The Imnaha wolf pack in northeast Oregon had at least one pup this year.
Footage captured July 16, by an Oregon Department of Fish and Wildlife employee show a black-colored pup travelling with the Imnaha pack’s alpha female (its mother). So far, photographs and visual observations have turned up only one pup for the Imnaha pack this year, but more pups may be found.
The photos are available at http://www.dfw.state.or.us/images/photo_gallery/wolf_update_2011_august/
Young wolves will naturally leave a pack and move to new areas. Several members of the Imnaha pack dispersed from the pack in the past few months.
Three-year-old male wolf OR-3 (named because he was the third wolf collared in Oregon) was located by ODFW southeast of Fossil (Wheeler County) on July 30.
ODFW searched the Fossil area using radio telemetry after a member of the public captured the image of a wolf on his trail camera in the west Blue Mountains. OR-3 had last been located north of Wallowa on May 10 when he was captured in a video.
OR-3 is now west of the Hwy 395-78-95 boundary, in the part of the state where wolves are protected by the federal Endangered Species Act, in addition to Oregon’s ESA. Time will tell if OR-3 stays in the Fossil area, moves on or even goes back to Wallowa County.

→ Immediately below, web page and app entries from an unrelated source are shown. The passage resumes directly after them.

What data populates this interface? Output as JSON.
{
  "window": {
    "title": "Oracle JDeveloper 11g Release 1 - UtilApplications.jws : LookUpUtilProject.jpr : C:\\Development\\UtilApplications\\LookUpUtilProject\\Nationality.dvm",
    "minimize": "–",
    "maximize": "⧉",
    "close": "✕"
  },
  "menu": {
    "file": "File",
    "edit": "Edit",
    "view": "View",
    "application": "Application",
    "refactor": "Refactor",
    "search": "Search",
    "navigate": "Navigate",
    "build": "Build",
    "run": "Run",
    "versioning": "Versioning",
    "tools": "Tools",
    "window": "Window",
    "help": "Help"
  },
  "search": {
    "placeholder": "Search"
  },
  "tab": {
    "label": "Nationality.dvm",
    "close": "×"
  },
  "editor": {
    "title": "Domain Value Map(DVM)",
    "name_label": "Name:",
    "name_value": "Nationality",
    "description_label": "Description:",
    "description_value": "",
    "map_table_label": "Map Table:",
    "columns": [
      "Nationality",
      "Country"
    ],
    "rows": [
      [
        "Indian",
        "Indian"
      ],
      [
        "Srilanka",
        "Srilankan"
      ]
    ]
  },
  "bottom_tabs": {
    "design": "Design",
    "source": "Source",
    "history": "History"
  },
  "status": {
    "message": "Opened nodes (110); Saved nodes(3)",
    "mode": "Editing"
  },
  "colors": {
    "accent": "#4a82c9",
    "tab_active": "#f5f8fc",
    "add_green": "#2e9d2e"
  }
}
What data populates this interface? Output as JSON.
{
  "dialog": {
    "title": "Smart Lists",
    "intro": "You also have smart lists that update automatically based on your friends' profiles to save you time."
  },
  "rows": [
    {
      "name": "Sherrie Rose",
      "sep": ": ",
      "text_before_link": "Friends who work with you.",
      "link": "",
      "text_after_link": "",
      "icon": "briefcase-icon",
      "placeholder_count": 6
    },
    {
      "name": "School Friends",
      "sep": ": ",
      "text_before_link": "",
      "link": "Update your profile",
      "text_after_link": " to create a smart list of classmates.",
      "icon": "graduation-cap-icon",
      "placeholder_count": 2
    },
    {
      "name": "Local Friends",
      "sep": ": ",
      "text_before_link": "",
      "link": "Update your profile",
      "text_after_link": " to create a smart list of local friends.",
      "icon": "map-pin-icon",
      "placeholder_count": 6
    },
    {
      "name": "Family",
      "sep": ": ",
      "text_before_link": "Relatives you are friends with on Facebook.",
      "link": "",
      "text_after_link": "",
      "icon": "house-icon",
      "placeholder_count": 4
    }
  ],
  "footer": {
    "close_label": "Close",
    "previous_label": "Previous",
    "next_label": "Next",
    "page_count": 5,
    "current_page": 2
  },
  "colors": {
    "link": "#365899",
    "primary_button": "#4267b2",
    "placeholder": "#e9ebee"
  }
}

A second collared wolf, two-year-old male OR-9, swam across the Brownlee Reservoir into Idaho on July 18. ODFW notified wildlife managers in Idaho about his presence.
This brings to three the number of wolves known to have dispersed from the Imnaha pack. OR-5 went to Washington State last winter when she was 1.5 years old.
ODFW does not have evidence that any of these three collared wolves (OR-3, OR-5, OR-9) have joined a new wolf pack yet.
Other uncollared members of the Imnaha pack may have dispersed with the radio-collared wolves or gone their own way. The latest observations and data suggest the Imnaha pack now has four adult wolves (three of them collared), plus the new pup.
“Wolf packs are dynamic and rarely stay the same size over time,” noted Russ Morgan, ODFW wolf coordinator. “A pack can be healthy despite these natural fluctuations in numbers, as long as a breeding pair of wolves, the alpha male and female, is maintained.”
Trail cameras also captured images of four adult wolves from the Wenaha pack travelling in the Wenaha unit of the northern Blue Mountains area during the summer. No pups were seen on the footage. ODFW will continue to monitor this pack for pups and to try and collar members from this pack.
Wolf pups are born in mid-April, with litters typically averaging four to six pups. The pups go outside the den and become more active beginning in June. ODFW devotes part of the summertime to determining if wolf packs have reproduced.